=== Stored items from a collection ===
>>>>

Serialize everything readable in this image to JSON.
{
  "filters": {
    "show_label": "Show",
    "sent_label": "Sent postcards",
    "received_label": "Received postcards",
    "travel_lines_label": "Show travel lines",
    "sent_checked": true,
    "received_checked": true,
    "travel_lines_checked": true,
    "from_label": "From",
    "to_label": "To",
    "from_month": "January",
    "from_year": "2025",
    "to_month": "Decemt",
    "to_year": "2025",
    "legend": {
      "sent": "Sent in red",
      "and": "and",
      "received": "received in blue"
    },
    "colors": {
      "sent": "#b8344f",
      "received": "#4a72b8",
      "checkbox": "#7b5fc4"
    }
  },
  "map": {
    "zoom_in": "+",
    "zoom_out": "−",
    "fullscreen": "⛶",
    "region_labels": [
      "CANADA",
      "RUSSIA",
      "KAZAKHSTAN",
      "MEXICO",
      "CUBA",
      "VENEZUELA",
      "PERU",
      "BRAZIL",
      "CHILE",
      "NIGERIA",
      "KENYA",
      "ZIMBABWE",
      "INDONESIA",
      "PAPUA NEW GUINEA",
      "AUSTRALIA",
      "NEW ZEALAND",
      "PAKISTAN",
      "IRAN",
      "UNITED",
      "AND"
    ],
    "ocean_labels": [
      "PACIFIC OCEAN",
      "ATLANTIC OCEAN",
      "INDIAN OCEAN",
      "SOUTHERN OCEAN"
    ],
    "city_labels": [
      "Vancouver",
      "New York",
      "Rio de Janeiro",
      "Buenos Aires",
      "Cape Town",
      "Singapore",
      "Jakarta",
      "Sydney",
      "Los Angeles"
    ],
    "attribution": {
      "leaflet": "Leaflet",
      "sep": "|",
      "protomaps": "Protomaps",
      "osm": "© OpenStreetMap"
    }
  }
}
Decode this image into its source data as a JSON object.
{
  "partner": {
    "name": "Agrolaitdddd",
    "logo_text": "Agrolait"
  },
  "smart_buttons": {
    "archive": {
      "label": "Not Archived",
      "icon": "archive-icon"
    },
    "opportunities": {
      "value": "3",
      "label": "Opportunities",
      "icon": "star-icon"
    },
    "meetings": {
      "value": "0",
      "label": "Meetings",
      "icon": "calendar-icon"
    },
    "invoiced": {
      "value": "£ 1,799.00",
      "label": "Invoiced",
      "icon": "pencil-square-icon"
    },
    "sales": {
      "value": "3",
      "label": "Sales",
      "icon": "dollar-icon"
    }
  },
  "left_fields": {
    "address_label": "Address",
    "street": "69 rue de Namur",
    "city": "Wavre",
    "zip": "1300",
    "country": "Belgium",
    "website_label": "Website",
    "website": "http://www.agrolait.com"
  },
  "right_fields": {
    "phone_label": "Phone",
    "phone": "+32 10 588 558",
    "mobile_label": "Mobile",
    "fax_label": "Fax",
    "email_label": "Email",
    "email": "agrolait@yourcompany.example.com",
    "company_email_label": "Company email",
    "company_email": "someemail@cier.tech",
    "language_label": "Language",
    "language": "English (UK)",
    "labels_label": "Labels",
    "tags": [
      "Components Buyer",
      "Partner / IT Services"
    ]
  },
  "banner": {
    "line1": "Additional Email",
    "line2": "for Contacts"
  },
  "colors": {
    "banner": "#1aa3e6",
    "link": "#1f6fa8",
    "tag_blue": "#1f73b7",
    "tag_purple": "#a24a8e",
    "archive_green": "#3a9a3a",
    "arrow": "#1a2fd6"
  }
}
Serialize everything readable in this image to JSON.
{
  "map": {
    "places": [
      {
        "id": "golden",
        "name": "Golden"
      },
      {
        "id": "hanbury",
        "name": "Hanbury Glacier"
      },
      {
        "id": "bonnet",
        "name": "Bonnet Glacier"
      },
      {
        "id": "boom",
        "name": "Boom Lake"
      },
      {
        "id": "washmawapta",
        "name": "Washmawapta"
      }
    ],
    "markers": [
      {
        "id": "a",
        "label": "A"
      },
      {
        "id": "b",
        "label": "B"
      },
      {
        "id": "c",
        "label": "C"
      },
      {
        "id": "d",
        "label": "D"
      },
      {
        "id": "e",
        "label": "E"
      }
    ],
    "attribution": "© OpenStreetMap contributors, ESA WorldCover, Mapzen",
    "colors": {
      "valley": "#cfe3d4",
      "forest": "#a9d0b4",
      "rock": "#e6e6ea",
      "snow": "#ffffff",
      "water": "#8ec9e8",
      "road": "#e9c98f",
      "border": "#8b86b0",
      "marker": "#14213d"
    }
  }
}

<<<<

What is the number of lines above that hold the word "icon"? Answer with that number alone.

5